[AVAILABLE DATA — start]

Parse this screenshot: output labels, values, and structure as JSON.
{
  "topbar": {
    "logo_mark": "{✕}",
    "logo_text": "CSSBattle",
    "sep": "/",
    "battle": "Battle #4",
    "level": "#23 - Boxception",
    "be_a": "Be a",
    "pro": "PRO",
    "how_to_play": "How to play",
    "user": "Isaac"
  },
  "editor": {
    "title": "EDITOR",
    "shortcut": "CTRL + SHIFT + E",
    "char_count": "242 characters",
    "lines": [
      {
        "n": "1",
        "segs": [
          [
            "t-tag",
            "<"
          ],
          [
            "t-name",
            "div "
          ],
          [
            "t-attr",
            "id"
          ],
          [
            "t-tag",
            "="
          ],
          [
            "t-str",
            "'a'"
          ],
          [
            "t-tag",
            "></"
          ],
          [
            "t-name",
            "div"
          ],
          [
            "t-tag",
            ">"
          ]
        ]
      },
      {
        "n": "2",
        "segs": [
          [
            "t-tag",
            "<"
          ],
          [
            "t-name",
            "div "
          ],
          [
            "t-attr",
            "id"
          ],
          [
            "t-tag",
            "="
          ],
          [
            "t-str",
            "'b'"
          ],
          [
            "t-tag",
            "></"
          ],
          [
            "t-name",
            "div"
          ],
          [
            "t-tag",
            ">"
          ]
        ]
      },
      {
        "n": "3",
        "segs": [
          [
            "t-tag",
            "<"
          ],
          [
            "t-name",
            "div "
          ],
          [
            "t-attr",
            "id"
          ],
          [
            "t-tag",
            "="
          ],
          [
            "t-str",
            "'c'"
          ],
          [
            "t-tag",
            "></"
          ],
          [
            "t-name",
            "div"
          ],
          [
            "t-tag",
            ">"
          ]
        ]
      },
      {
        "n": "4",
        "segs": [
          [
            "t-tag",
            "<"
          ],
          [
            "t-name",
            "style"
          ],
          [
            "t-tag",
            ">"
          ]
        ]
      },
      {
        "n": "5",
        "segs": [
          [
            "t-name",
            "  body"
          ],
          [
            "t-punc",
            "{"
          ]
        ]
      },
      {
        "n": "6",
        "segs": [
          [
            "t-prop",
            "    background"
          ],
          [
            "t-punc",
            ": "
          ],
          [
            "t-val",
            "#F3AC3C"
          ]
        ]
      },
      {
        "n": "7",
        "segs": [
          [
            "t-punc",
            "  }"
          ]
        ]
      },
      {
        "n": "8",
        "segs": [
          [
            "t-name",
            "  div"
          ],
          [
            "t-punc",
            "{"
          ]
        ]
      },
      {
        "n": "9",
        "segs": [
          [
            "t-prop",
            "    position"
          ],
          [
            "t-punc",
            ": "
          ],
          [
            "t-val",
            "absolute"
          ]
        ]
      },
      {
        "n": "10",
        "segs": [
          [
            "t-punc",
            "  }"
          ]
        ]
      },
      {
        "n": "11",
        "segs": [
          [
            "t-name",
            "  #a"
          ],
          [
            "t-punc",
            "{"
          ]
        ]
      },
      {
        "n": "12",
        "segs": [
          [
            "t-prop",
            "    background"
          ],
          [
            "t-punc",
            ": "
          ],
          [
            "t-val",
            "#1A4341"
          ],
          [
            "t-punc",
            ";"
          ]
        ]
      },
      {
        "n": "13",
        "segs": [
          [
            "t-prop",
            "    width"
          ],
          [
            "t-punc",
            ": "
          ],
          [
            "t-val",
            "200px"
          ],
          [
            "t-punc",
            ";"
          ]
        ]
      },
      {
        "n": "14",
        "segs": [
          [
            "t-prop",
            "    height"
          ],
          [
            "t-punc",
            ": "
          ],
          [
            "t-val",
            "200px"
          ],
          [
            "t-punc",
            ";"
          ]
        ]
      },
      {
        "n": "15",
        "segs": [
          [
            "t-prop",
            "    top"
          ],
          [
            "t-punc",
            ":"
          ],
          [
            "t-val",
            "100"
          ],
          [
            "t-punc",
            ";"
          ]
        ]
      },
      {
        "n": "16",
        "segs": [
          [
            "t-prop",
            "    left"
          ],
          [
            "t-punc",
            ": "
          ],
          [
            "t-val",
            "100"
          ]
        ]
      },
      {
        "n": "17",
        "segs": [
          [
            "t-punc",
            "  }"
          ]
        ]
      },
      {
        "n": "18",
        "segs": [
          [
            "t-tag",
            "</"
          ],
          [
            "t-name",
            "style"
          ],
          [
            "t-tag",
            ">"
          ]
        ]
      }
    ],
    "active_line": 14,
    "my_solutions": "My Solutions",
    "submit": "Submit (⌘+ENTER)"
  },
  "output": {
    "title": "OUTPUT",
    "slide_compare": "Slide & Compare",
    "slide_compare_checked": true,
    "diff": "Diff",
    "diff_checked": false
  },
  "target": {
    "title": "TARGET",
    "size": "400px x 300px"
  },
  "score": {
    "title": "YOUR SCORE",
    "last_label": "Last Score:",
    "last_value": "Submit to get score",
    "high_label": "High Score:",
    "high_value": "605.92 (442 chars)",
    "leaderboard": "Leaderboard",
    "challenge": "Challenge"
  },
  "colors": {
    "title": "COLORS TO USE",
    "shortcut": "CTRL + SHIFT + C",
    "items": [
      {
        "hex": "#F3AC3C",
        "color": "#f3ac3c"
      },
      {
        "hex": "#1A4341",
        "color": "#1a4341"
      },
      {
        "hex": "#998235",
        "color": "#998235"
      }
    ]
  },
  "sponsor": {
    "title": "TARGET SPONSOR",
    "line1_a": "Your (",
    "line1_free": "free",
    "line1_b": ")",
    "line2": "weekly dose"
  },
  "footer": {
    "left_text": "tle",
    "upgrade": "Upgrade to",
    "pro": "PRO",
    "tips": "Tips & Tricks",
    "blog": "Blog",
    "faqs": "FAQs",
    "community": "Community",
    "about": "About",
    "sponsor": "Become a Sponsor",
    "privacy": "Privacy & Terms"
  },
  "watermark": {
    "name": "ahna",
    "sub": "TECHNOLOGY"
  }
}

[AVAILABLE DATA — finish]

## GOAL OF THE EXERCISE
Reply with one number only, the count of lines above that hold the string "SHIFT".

## EXERCISE SOLUTION
2